In order to be the best that we can be, we must rediscover our vision for tomorrow. This must begin with forgiveness born of love. Forgiveness for both personal and corporate sins. There is a good reason why Jesus instructs those who would follow him to forgive others and to even to love our enemies. Without forgiveness there is no way forward. You cannot go to the Promised Land if you keep turning back to smite your enemy. When we fail to forgive others we allow our enemies to not only blur our vision, but to take over our life’s agenda. That is how the darkness wins. It clouds every new day with the disappointments of the past.

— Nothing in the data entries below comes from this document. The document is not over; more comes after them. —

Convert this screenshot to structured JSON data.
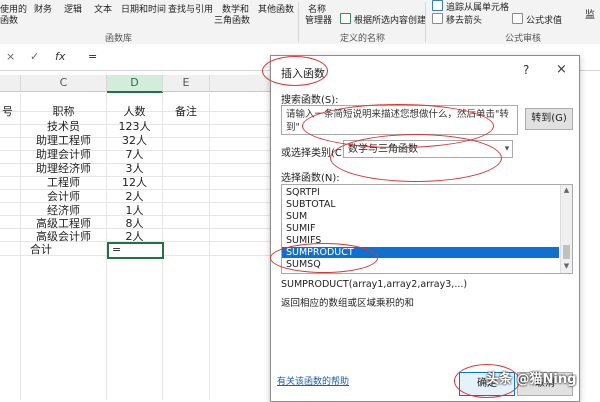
{
  "ribbon": {
    "buttons": [
      "使用的",
      "财务",
      "逻辑",
      "文本",
      "日期和时间",
      "查找与引用",
      "数学和",
      "其他函数",
      "名称",
      "管理器"
    ],
    "math_second_line": "三角函数",
    "use_second_line": "函数",
    "group_function_library": "函数库",
    "define_names_item": "根据所选内容创建",
    "group_defined_names": "定义的名称",
    "audit_items": [
      "追踪从属单元格",
      "移去箭头",
      "公式求值"
    ],
    "group_formula_audit": "公式审核",
    "watch_label": "监"
  },
  "formula_bar": {
    "cancel_icon": "×",
    "enter_icon": "✓",
    "fx_label": "fx",
    "content": "="
  },
  "sheet": {
    "columns": [
      "C",
      "D",
      "E"
    ],
    "headers": {
      "b_partial": "号",
      "c": "职称",
      "d": "人数",
      "e": "备注"
    },
    "rows": [
      {
        "title": "技术员",
        "count": "123人"
      },
      {
        "title": "助理工程师",
        "count": "32人"
      },
      {
        "title": "助理会计师",
        "count": "7人"
      },
      {
        "title": "助理经济师",
        "count": "3人"
      },
      {
        "title": "工程师",
        "count": "12人"
      },
      {
        "title": "会计师",
        "count": "2人"
      },
      {
        "title": "经济师",
        "count": "1人"
      },
      {
        "title": "高级工程师",
        "count": "8人"
      },
      {
        "title": "高级会计师",
        "count": "2人"
      }
    ],
    "total_label": "合计",
    "active_cell_value": "="
  },
  "dialog": {
    "title": "插入函数",
    "help_icon": "?",
    "close_icon": "×",
    "search_label": "搜索函数(S):",
    "search_placeholder": "请输入一条简短说明来描述您想做什么，然后单击\"转到\"",
    "goto_button": "转到(G)",
    "category_label": "或选择类别(C):",
    "category_value": "数学与三角函数",
    "select_label": "选择函数(N):",
    "functions": [
      "SQRTPI",
      "SUBTOTAL",
      "SUM",
      "SUMIF",
      "SUMIFS",
      "SUMPRODUCT",
      "SUMSQ"
    ],
    "selected_function": "SUMPRODUCT",
    "signature": "SUMPRODUCT(array1,array2,array3,...)",
    "description": "返回相应的数组或区域乘积的和",
    "help_link": "有关该函数的帮助",
    "ok_button": "确定",
    "cancel_button": "取消"
  },
  "watermark": "头条 @猫Ning",
  "colors": {
    "selection": "#1170cf",
    "excel_green": "#217346",
    "annotation_red": "#e03333"
  }
}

The crisis of our moment is not the granite statues that pepper our landscape. Removing them will not rejuvenate the hardened heart of the nation. Our crisis is that we have hearts of stone where there should be flesh. When hearts become hardened by fear, anger and hatred everything looks like an attack and your neighbor’s flaws become unforgiveable. We need God to transform our hearts of stone into hearts that can love and forgive again. I beg you to turn away from your anger and forgive those who have wounded you. Do not let your hearts be swept away in the chaos of this world of vengeance.
In the words of St. Francis of Assisi, be “instruments of (God’s) peace.”
“Lord, make me an instrument of your peace,
Where there is hatred, let me sow love;
Where there is injury, pardon;
Where there is doubt, faith;
Where there is despair, hope;
Where there is darkness, light;
Where there is sadness, joy;
O Divine Master, grant that I may not so much seek to be consoled as to console;
To be understood as to understand;
To be loved as to love.
For it is in giving that we receive;
It is in pardoning that we are pardoned;
And it is in dying that we are born to eternal life.”